A. If your body is undernourished and you are not getting better nourishment, waiting two more years to marry doesn't add to your nourishment. The only thing that adds to your nourishment is getting better food, vitamins and folic acids and having a better health centre to go to that will be a place for you to deliver your baby. So, if you delay your marriage how does that automatically mean that the health centres are going to get better and the food you eat is going to be more nutritious? What I find odd is that people are, at best, going for a very indirect route when they have to improve a whole set of factors. They are saying women will be healthier, their children will be healthier. Their schooling will be better, they will be able to go to college. But the fact that they are being married too soon, why is the pathway only through marriage? Why not improve the health facilities directly for everybody? Why not make schooling more meaningful and give them a chance to go beyond class 10 or class 8 or whatever it is that is available in the area? I'm asking the state and its welfare structure to do more on the welfare front rather than taking a route that is criminalising something and then saying that by virtue of criminalising, they will suddenly access all these things. For access to health services and education or better job opportunities, you should take a direct route. The urban poor are not marrying at such young ages compared to the rural poor. The rural poor don't have these facilities.
Q. Do you feel in this particular case in Assam, the Prohibition of Child Marriage Act has been misused or misinterpreted? Does it allow for such action? Among other states, I think, Karnataka has been lodging a lot of cases under this.
A. In states like Karnataka and Haryana, the PCMA has been amended from becoming what is called a voidable law – when you reach 18, you can decide to annul it. The marriage is not per se invalid. You should not marry below the age of 18 but it is not invalid. You can, in most parts of the country. You can decide; the girl herself can decide to keep the marriage or not. It is called a ‘voidable law’. In Karnataka and Haryana, they changed it into a ‘void law’. It does not matter what a woman may say at the age of 18, the marriage stands invalid per se. As of today, that is not the case in Assam. It is still a voidable law, as in most other states.

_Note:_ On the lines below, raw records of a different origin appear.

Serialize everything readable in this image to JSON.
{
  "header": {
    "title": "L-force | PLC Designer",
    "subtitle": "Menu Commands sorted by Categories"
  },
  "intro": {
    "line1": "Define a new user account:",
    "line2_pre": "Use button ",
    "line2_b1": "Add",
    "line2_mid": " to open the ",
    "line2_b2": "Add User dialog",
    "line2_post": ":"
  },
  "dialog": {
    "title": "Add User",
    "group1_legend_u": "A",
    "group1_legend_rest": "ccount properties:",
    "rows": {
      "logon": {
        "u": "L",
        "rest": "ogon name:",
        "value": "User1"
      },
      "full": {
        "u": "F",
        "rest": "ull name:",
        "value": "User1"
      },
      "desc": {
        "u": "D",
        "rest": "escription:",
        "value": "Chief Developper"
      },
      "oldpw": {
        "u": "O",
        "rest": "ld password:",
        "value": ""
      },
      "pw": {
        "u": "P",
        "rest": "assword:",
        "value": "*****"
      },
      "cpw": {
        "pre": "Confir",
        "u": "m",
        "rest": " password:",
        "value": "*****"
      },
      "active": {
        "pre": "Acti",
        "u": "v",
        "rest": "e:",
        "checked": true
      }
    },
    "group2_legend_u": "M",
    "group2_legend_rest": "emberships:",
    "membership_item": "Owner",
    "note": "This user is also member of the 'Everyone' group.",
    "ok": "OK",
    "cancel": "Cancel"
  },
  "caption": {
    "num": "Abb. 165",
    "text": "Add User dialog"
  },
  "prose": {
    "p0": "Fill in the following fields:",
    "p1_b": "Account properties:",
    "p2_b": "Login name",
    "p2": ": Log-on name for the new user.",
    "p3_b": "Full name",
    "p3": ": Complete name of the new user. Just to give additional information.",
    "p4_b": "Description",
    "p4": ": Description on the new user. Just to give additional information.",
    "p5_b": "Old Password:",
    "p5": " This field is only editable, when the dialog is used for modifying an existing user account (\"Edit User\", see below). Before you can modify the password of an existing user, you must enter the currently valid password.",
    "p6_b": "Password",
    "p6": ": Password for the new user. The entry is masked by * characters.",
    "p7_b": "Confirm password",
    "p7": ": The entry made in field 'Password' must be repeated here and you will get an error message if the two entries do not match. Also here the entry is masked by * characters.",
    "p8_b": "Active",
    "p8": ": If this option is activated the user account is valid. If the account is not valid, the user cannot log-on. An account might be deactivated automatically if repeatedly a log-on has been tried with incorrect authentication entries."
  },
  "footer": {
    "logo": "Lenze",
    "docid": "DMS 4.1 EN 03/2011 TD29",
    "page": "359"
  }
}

Q. What would be your advice to the government to tackle child marriages rather than simply putting people in jail?
A. Work at the level of prevention. Make it possible for each one of the families to put their trust in welfare systems that will make it possible for them to think, ‘there is something for my daughter other than simply being married off’. So, what would that look like--you would strengthen your anganwadis, and you would strengthen your health services. Look at what kind of schools there are, who goes to these schools and how long they last, who's dropping out and why they are dropping out. Are they being pushed into marriage or is that schooling not serving any purpose? Look at all these social realities and work at them. There are underage marriages. Work on improving the situation so that they are actually not faced with more vulnerability. Helping is not that you try and keep the adolescent girl out of the marriage market. But where a marriage has happened, make her feel the trust that she's not going to be punished for this. Maybe then you can gain the goodwill of the families and you can communicate with them about the good reasons why you think giving young women more years on their own, which they can live more meaningfully, and not sitting at home with nothing to do – what would a young woman be able to do in those years if she is not married? Give some plausible content to that, to families. We also don't talk about the condition of men. What are their situations? The husbands are also in a dire situation, they don't have daily work. It is not a good situation for them either.